Rhetorical Preferences


Japanese Style


Feature: ki-sho-ten-ketsu

The Japanese non-linear style originated from the “qi-cheng-zhuan-he” (起承轉合) style in Chinese The Japanese rhetorical pattern ki-sho-ten-ketsu is comprised of 4 stages: “beginning”, “development”, “turn”, and “end”.

A similar pattern can be found in Korean writing (“ki-sung-chon-kyul”).

English readers may find such a pattern confusing.

Example of Japanese Writing:


It is said that it is written at the entrance to a store in a tourist area somewhere, “Fee for asking the way, one time, 100 yen.” This is a story which appeared in the column “Koe” of this newspaper. It’s a fact that the world has become a difficult place to live in, but I think it is the reason that the storekeeper gives us, “It’s become so much of a pain that I’ve acted this way.”

While the experience of asking is only one on a particular day from the perspective of the one who is asked, it might be 20 times, or it might be 50 times.

Among these, there are probably people who leave without saying thank you, and those who ask the road from the inside of their cars. In the midst of his being busy there are probably people who ask the way in a rude manner. He probably even feels like saying. 'Just leave me alone.'

It’s not only talk of asking the way: recently the habit of asking questions easily is spreading: Looking it up in the dictionary. Searching for a number in a telephone book. Looking at a map. Don’t we ask too often without doing those things we should do?

Since even I go around asking people questions too often, I can’t say very much, but in an overpopulated country like Japan, especially when you are asking questions, isn’t it necessary to understand that your question is one of a 1,000 or one of 10,000?

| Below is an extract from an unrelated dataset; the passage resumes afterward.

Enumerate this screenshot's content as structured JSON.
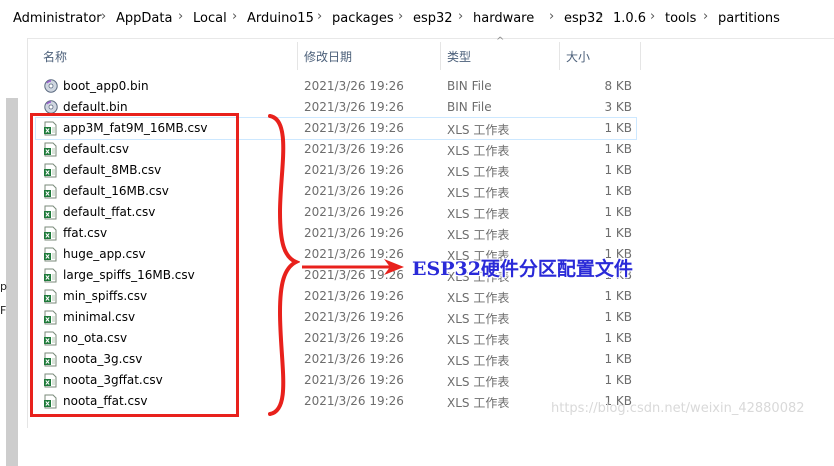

There may be cases where the one who is asked, facing 1,000 or 10,000 people, is forced to provide 1,000 or 10,000 times the service. It worries me that people might not have a strong sense of consideration.

There are other examples of lack of consideration too. One person throws away a cigarette butt on the station platform. The one who throws this away may think that it is not very important, but if 1,000 or 10,000 people throw them away, the platform will be filled with cigarette butts.

On garbage collection day, when someone throws away something that is still good, it can easily mean that it will swell to 1,000 or 10,000 times that. Swelling expenses to cover the costs of cleaning up cigarette butts and trash may lead to increases in railway fares and taxes.

Beginning: Introduction of theme

sho Development:
Expansion of Introduction

ten Turn:
Additional or background information related to main theme

ketsu Conclusion

(“Fee for Asking the Way”
English translation from Japanese, in Hinds 1990)